By Jane Beathard
A London man was convicted of 24 counts of possessing and pandering child pornography and a single count of possessing criminal tools on Friday, after pleading no contest to the charges in Madison County Common Pleas Court.
By pleading no contest, Donald F. Lemasters, 44, 153 Liberty St., preserved his right to appeal the conviction.
Judge Robert D. Nichols ordered a pre-sentence investigation and set sentencing for Oct. 19. Lemasters could spend up to 126 years in prison and pay up to $257,000 in fines for the multi-count conviction. However, Nichols noted Ohio’s current guidelines regarding consecutive sentences and Lemasters’ lack of a criminal history will likely mean much less time behind bars. He will be forced to register as a sex offender for 25 years.
In the meantime, Lemasters remains in Tri-County Regional Jail without bond.
In return for the no-contest pleas, Assistant Madison County Prosecutor Kirsten Gross said she will not charge Lemasters with fleeing the county to avoid a July 17 jury trial.
Friday’s plea hearing marked a milestone in a case that began in April 2011 when deputies from Franklin and Madison counties, London police officers and agents from the Ohio Bureau of Criminal Investigation raided the Liberty Street house and confiscated computers, DVDs, CDs and other electronic storage devices containing images of children in various stages of nudity and engaged in sexual acts. None of those images were of local children.
The raid was based on a tip from a Franklin County task force investigating Internet crimes against children that someone at the Liberty Street address was downloading child pornography to a home computer from file-sharing networks.
A series of legal delays followed, as Lemasters changed attorneys and filtered in and out of jail.
Court-appointed attorney Joe Edwards obtained Lemasters’ release from jail on house arrest in January and prepared for the July trial. However, just days before a jury was scheduled to hear the case, Lemasters disappeared.
U.S. Marshals eventually found the man hiding in the attic of his parents’ Warren home. He waived extradition and was returned to Madison County on Aug. 2.

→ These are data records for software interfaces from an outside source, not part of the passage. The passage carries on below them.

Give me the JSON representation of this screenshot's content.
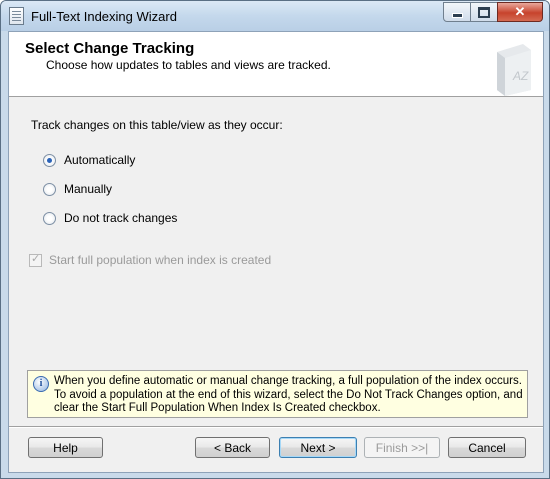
{
  "window": {
    "title": "Full-Text Indexing Wizard",
    "close_glyph": "✕"
  },
  "header": {
    "title": "Select Change Tracking",
    "subtitle": "Choose how updates to tables and views are tracked."
  },
  "tracking": {
    "prompt": "Track changes on this table/view as they occur:",
    "options": [
      {
        "label": "Automatically",
        "selected": true
      },
      {
        "label": "Manually",
        "selected": false
      },
      {
        "label": "Do not track changes",
        "selected": false
      }
    ]
  },
  "start_population": {
    "label": "Start full population when index is created",
    "checked": true,
    "enabled": false
  },
  "info": {
    "icon": "info-icon",
    "text": "When you define automatic or manual change tracking, a full population of the index occurs. To avoid a population at the end of this wizard, select the Do Not Track Changes option, and clear the Start Full Population When Index Is Created checkbox."
  },
  "buttons": {
    "help": "Help",
    "back": "< Back",
    "next": "Next >",
    "finish": "Finish >>|",
    "cancel": "Cancel"
  },
  "colors": {
    "titlebar": "#c4d8ec",
    "accent": "#2b63b8",
    "info_bg": "#ffffe1"
  }
}
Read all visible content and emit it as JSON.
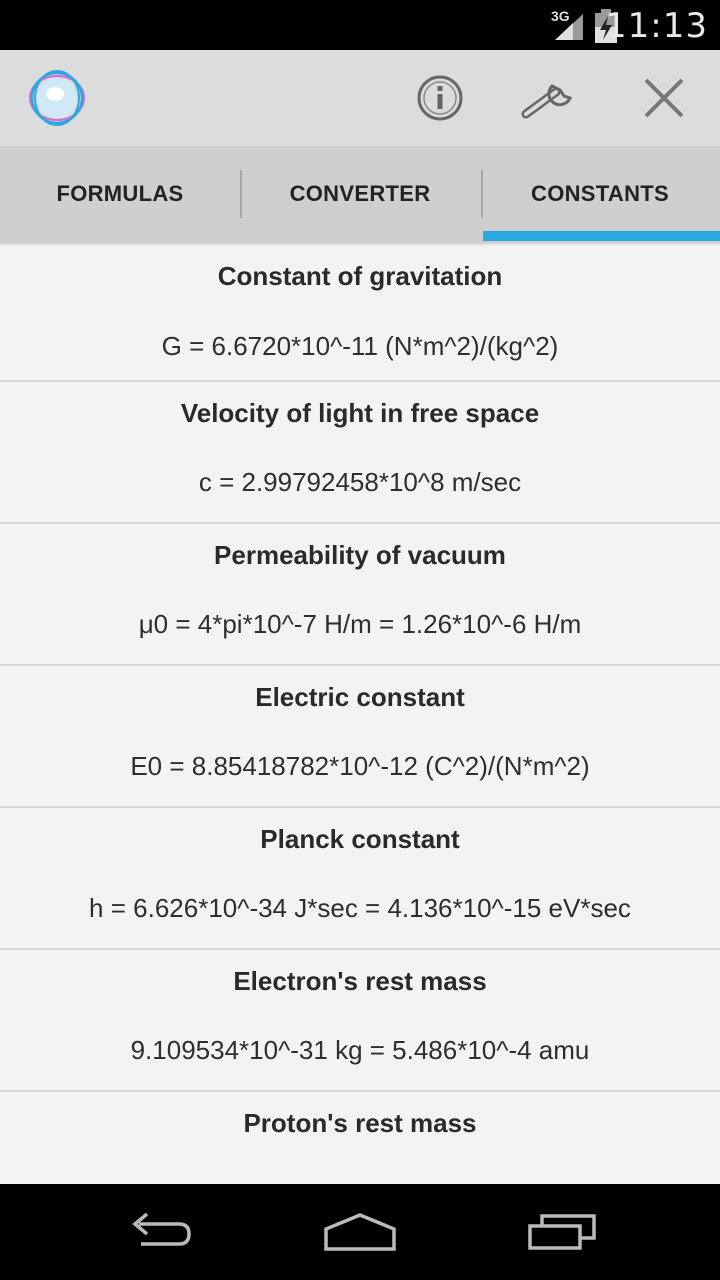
{
  "status_bar": {
    "network_type": "3G",
    "time": "11:13",
    "icons": [
      "signal-icon",
      "battery-charging-icon"
    ]
  },
  "action_bar": {
    "app_icon": "atom-app-icon",
    "actions": [
      {
        "name": "info",
        "icon": "info-icon"
      },
      {
        "name": "tools",
        "icon": "wrench-icon"
      },
      {
        "name": "close",
        "icon": "close-icon"
      }
    ]
  },
  "tabs": [
    {
      "label": "FORMULAS",
      "selected": false
    },
    {
      "label": "CONVERTER",
      "selected": false
    },
    {
      "label": "CONSTANTS",
      "selected": true
    }
  ],
  "accent_color": "#2aa9de",
  "constants": [
    {
      "title": "Constant of gravitation",
      "value": "G = 6.6720*10^-11 (N*m^2)/(kg^2)"
    },
    {
      "title": "Velocity of light in free space",
      "value": "c = 2.99792458*10^8 m/sec"
    },
    {
      "title": "Permeability of vacuum",
      "value": "μ0 = 4*pi*10^-7 H/m = 1.26*10^-6 H/m"
    },
    {
      "title": "Electric constant",
      "value": "E0 = 8.85418782*10^-12 (C^2)/(N*m^2)"
    },
    {
      "title": "Planck constant",
      "value": "h = 6.626*10^-34 J*sec = 4.136*10^-15 eV*sec"
    },
    {
      "title": "Electron's rest mass",
      "value": "9.109534*10^-31 kg = 5.486*10^-4 amu"
    },
    {
      "title": "Proton's rest mass",
      "value": ""
    }
  ],
  "nav_bar": {
    "buttons": [
      "back-icon",
      "home-icon",
      "recents-icon"
    ]
  }
}
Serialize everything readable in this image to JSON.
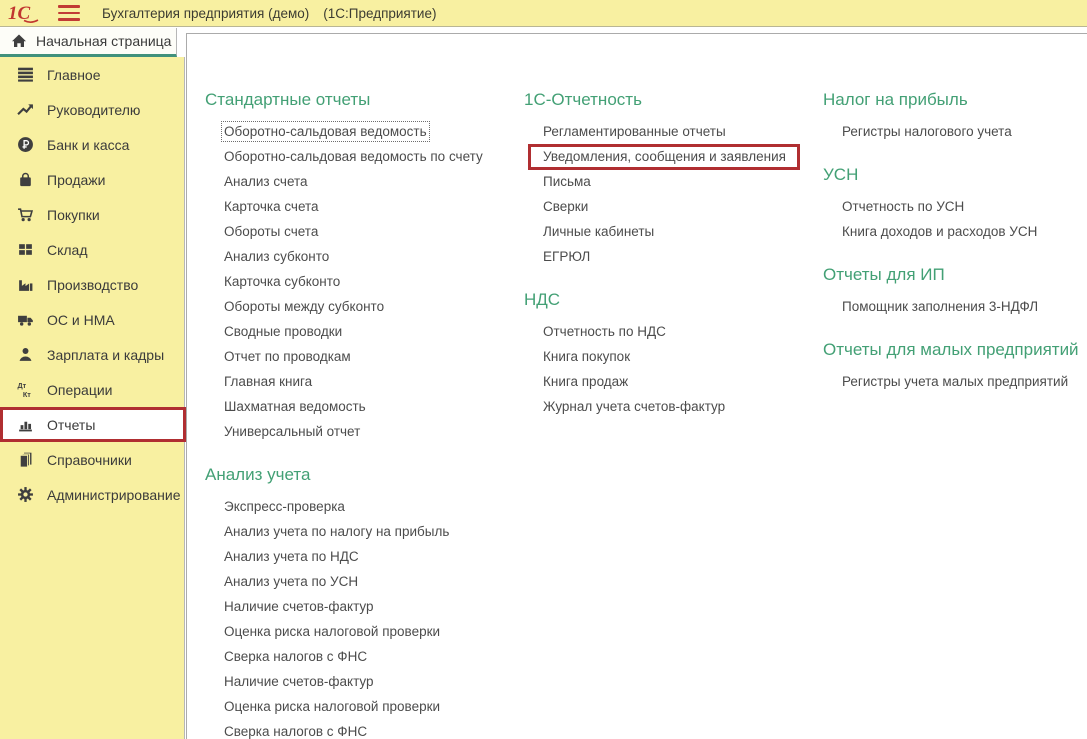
{
  "titlebar": {
    "title": "Бухгалтерия предприятия (демо)",
    "app_label": "(1С:Предприятие)",
    "logo": "1С",
    "menu_icon": "hamburger-icon"
  },
  "tab": {
    "label": "Начальная страница",
    "icon": "home-icon"
  },
  "colors": {
    "accent_green": "#43a075",
    "tab_underline_green": "#41917c",
    "highlight_red": "#b02e31",
    "panel_yellow": "#f8f0a1",
    "link_gray": "#4c4c4c"
  },
  "sidebar": {
    "items": [
      {
        "label": "Главное",
        "icon": "menu-lines-icon",
        "active": false
      },
      {
        "label": "Руководителю",
        "icon": "trend-up-icon",
        "active": false
      },
      {
        "label": "Банк и касса",
        "icon": "ruble-icon",
        "active": false
      },
      {
        "label": "Продажи",
        "icon": "bag-icon",
        "active": false
      },
      {
        "label": "Покупки",
        "icon": "cart-icon",
        "active": false
      },
      {
        "label": "Склад",
        "icon": "grid-icon",
        "active": false
      },
      {
        "label": "Производство",
        "icon": "factory-icon",
        "active": false
      },
      {
        "label": "ОС и НМА",
        "icon": "truck-icon",
        "active": false
      },
      {
        "label": "Зарплата и кадры",
        "icon": "person-icon",
        "active": false
      },
      {
        "label": "Операции",
        "icon": "dtkt-icon",
        "active": false
      },
      {
        "label": "Отчеты",
        "icon": "barchart-icon",
        "active": true
      },
      {
        "label": "Справочники",
        "icon": "books-icon",
        "active": false
      },
      {
        "label": "Администрирование",
        "icon": "gear-icon",
        "active": false
      }
    ]
  },
  "columns": [
    {
      "sections": [
        {
          "title": "Стандартные отчеты",
          "items": [
            {
              "label": "Оборотно-сальдовая ведомость",
              "focused": true
            },
            {
              "label": "Оборотно-сальдовая ведомость по счету"
            },
            {
              "label": "Анализ счета"
            },
            {
              "label": "Карточка счета"
            },
            {
              "label": "Обороты счета"
            },
            {
              "label": "Анализ субконто"
            },
            {
              "label": "Карточка субконто"
            },
            {
              "label": "Обороты между субконто"
            },
            {
              "label": "Сводные проводки"
            },
            {
              "label": "Отчет по проводкам"
            },
            {
              "label": "Главная книга"
            },
            {
              "label": "Шахматная ведомость"
            },
            {
              "label": "Универсальный отчет"
            }
          ]
        },
        {
          "title": "Анализ учета",
          "items": [
            {
              "label": "Экспресс-проверка"
            },
            {
              "label": "Анализ учета по налогу на прибыль"
            },
            {
              "label": "Анализ учета по НДС"
            },
            {
              "label": "Анализ учета по УСН"
            },
            {
              "label": "Наличие счетов-фактур"
            },
            {
              "label": "Оценка риска налоговой проверки"
            },
            {
              "label": "Сверка налогов с ФНС"
            },
            {
              "label": "Наличие счетов-фактур"
            },
            {
              "label": "Оценка риска налоговой проверки"
            },
            {
              "label": "Сверка налогов с ФНС"
            }
          ]
        }
      ]
    },
    {
      "sections": [
        {
          "title": "1С-Отчетность",
          "items": [
            {
              "label": "Регламентированные отчеты"
            },
            {
              "label": "Уведомления, сообщения и заявления",
              "highlighted": true
            },
            {
              "label": "Письма"
            },
            {
              "label": "Сверки"
            },
            {
              "label": "Личные кабинеты"
            },
            {
              "label": "ЕГРЮЛ"
            }
          ]
        },
        {
          "title": "НДС",
          "items": [
            {
              "label": "Отчетность по НДС"
            },
            {
              "label": "Книга покупок"
            },
            {
              "label": "Книга продаж"
            },
            {
              "label": "Журнал учета счетов-фактур"
            }
          ]
        }
      ]
    },
    {
      "sections": [
        {
          "title": "Налог на прибыль",
          "items": [
            {
              "label": "Регистры налогового учета"
            }
          ]
        },
        {
          "title": "УСН",
          "items": [
            {
              "label": "Отчетность по УСН"
            },
            {
              "label": "Книга доходов и расходов УСН"
            }
          ]
        },
        {
          "title": "Отчеты для ИП",
          "items": [
            {
              "label": "Помощник заполнения 3-НДФЛ"
            }
          ]
        },
        {
          "title": "Отчеты для малых предприятий",
          "items": [
            {
              "label": "Регистры учета малых предприятий"
            }
          ]
        }
      ]
    }
  ]
}
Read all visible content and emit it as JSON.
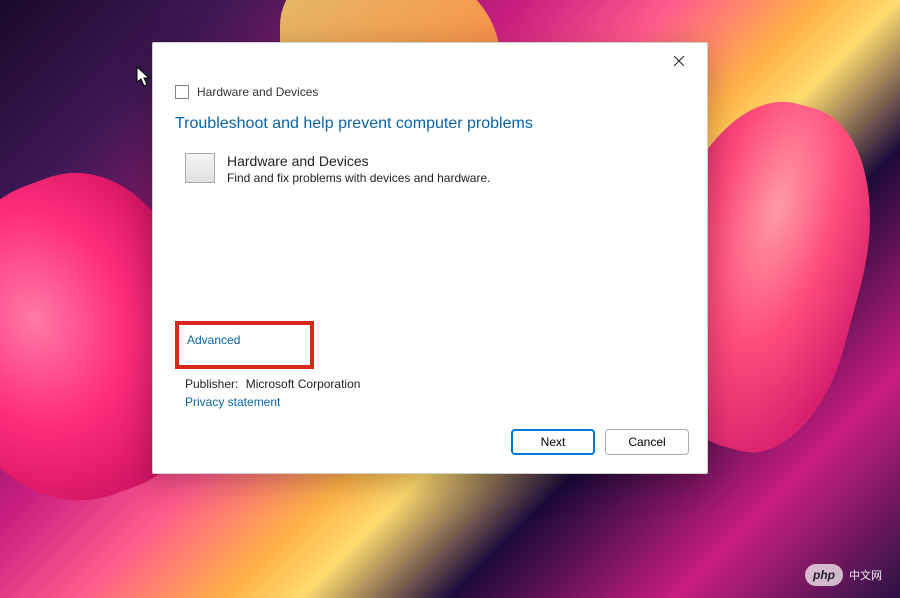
{
  "dialog": {
    "header_title": "Hardware and Devices",
    "main_heading": "Troubleshoot and help prevent computer problems",
    "section_heading": "Hardware and Devices",
    "section_description": "Find and fix problems with devices and hardware.",
    "advanced_link": "Advanced",
    "publisher_label": "Publisher:",
    "publisher_value": "Microsoft Corporation",
    "privacy_link": "Privacy statement",
    "next_button": "Next",
    "cancel_button": "Cancel"
  },
  "watermark": {
    "badge": "php",
    "text": "中文网"
  },
  "highlight": {
    "target": "advanced-link",
    "color": "#d8281a"
  }
}
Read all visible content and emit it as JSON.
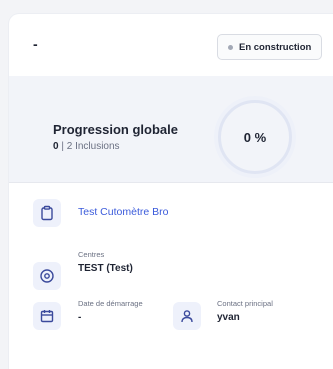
{
  "header": {
    "title": "-",
    "status": "En construction"
  },
  "progress": {
    "title": "Progression globale",
    "count": "0",
    "separator": "|",
    "inclusions": "2 Inclusions",
    "percent": "0 %"
  },
  "details": {
    "study_link": "Test Cutomètre Bro",
    "centres_label": "Centres",
    "centres_value": "TEST (Test)",
    "start_label": "Date de démarrage",
    "start_value": "-",
    "contact_label": "Contact principal",
    "contact_value": "yvan"
  },
  "icons": {
    "study": "clipboard-icon",
    "centres": "target-icon",
    "start": "calendar-icon",
    "contact": "user-icon"
  },
  "colors": {
    "accent": "#3b5bdb",
    "icon_bg": "#eef1fb",
    "progress_bg": "#f2f4f9"
  }
}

Private attorney Eric Hoffman represented Lemasters on Friday. Earlier, Nichols over-ruled Hoffman’s motion to suppress evidence gathered in the 2011 search of the Liberty Street home. Hoffman argued authorities used improper methods to obtain Lemasters’ Internet provider address and trace it to the house.
It’s an argument frequently heard in today’s criminal cases involving child pornography on the Internet. Along with the debate over file-sharing networks and how they work, it will likely provide the basis for Lemasters’ future appeal.